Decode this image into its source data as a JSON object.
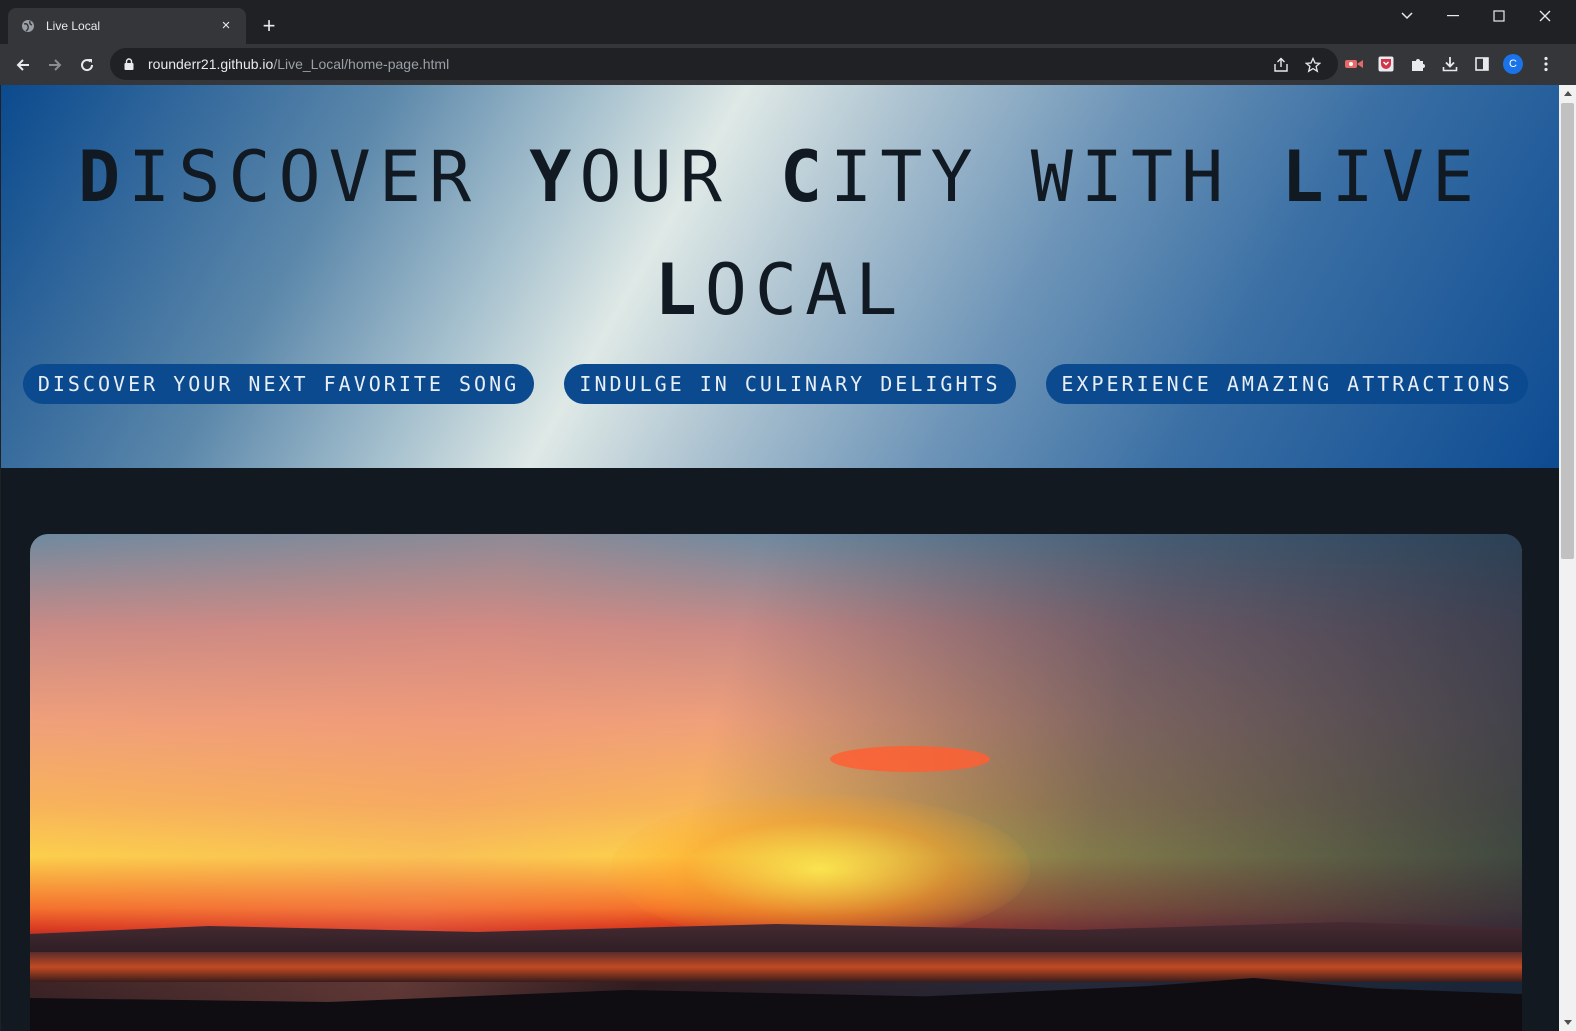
{
  "browser": {
    "tab_title": "Live Local",
    "tab_close": "×",
    "new_tab": "+",
    "url_host": "rounderr21.github.io",
    "url_path": "/Live_Local/home-page.html",
    "profile_initial": "C"
  },
  "hero": {
    "title_words": [
      {
        "first": "D",
        "rest": "iscover "
      },
      {
        "first": "Y",
        "rest": "our "
      },
      {
        "first": "C",
        "rest": "ity "
      },
      {
        "first": "",
        "rest": "with "
      },
      {
        "first": "L",
        "rest": "ive "
      },
      {
        "first": "L",
        "rest": "ocal"
      }
    ]
  },
  "nav_pills": [
    {
      "label": "Discover Your Next Favorite Song"
    },
    {
      "label": "Indulge in Culinary Delights"
    },
    {
      "label": "Experience Amazing Attractions"
    }
  ],
  "colors": {
    "accent": "#0b4a8e",
    "page_bg": "#121920",
    "heading": "#111a23"
  }
}
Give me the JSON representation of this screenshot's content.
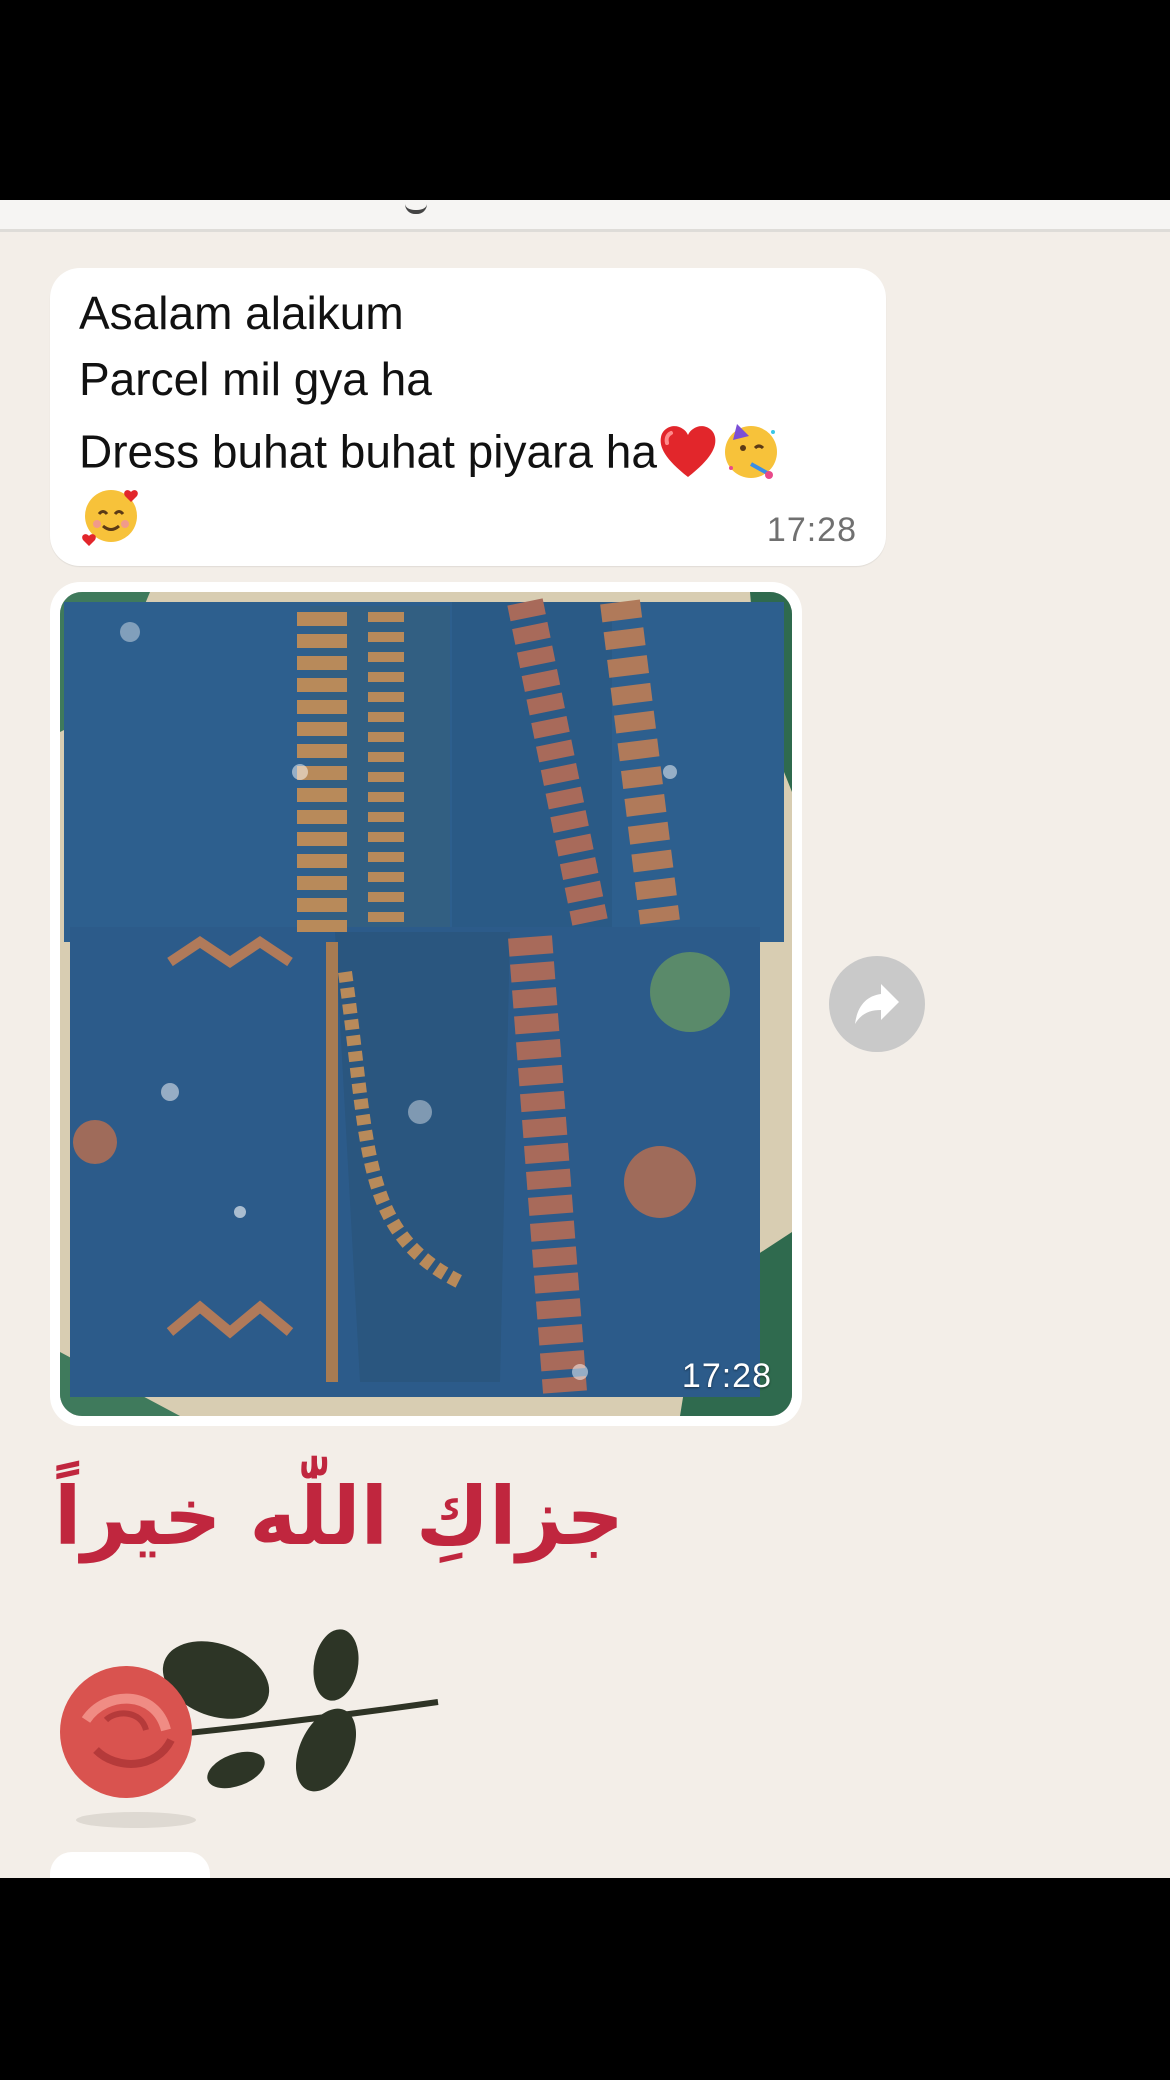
{
  "messages": [
    {
      "type": "text",
      "lines": [
        "Asalam alaikum",
        "Parcel mil gya ha",
        "Dress buhat buhat piyara ha",
        ""
      ],
      "emojis": [
        "red-heart",
        "party-face",
        "smiling-face-with-hearts"
      ],
      "time": "17:28"
    },
    {
      "type": "image",
      "description_icon": "photo-embroidered-dress",
      "time": "17:28"
    },
    {
      "type": "sticker",
      "text": "جزاكِ اللّٰه خيراً",
      "icon": "rose-icon"
    }
  ],
  "colors": {
    "chat_background": "#f3eee8",
    "bubble": "#ffffff",
    "sticker_text": "#c0263e",
    "fabric": "#2f5a84"
  }
}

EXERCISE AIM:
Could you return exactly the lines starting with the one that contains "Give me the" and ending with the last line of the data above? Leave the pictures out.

SOLUTION:
Give me the JSON representation of this screenshot's content.
{
  "messages": [
    {
      "type": "text",
      "lines": [
        "Asalam alaikum",
        "Parcel mil gya ha",
        "Dress buhat buhat piyara ha",
        ""
      ],
      "emojis": [
        "red-heart",
        "party-face",
        "smiling-face-with-hearts"
      ],
      "time": "17:28"
    },
    {
      "type": "image",
      "description_icon": "photo-embroidered-dress",
      "time": "17:28"
    },
    {
      "type": "sticker",
      "text": "جزاكِ اللّٰه خيراً",
      "icon": "rose-icon"
    }
  ],
  "colors": {
    "chat_background": "#f3eee8",
    "bubble": "#ffffff",
    "sticker_text": "#c0263e",
    "fabric": "#2f5a84"
  }
}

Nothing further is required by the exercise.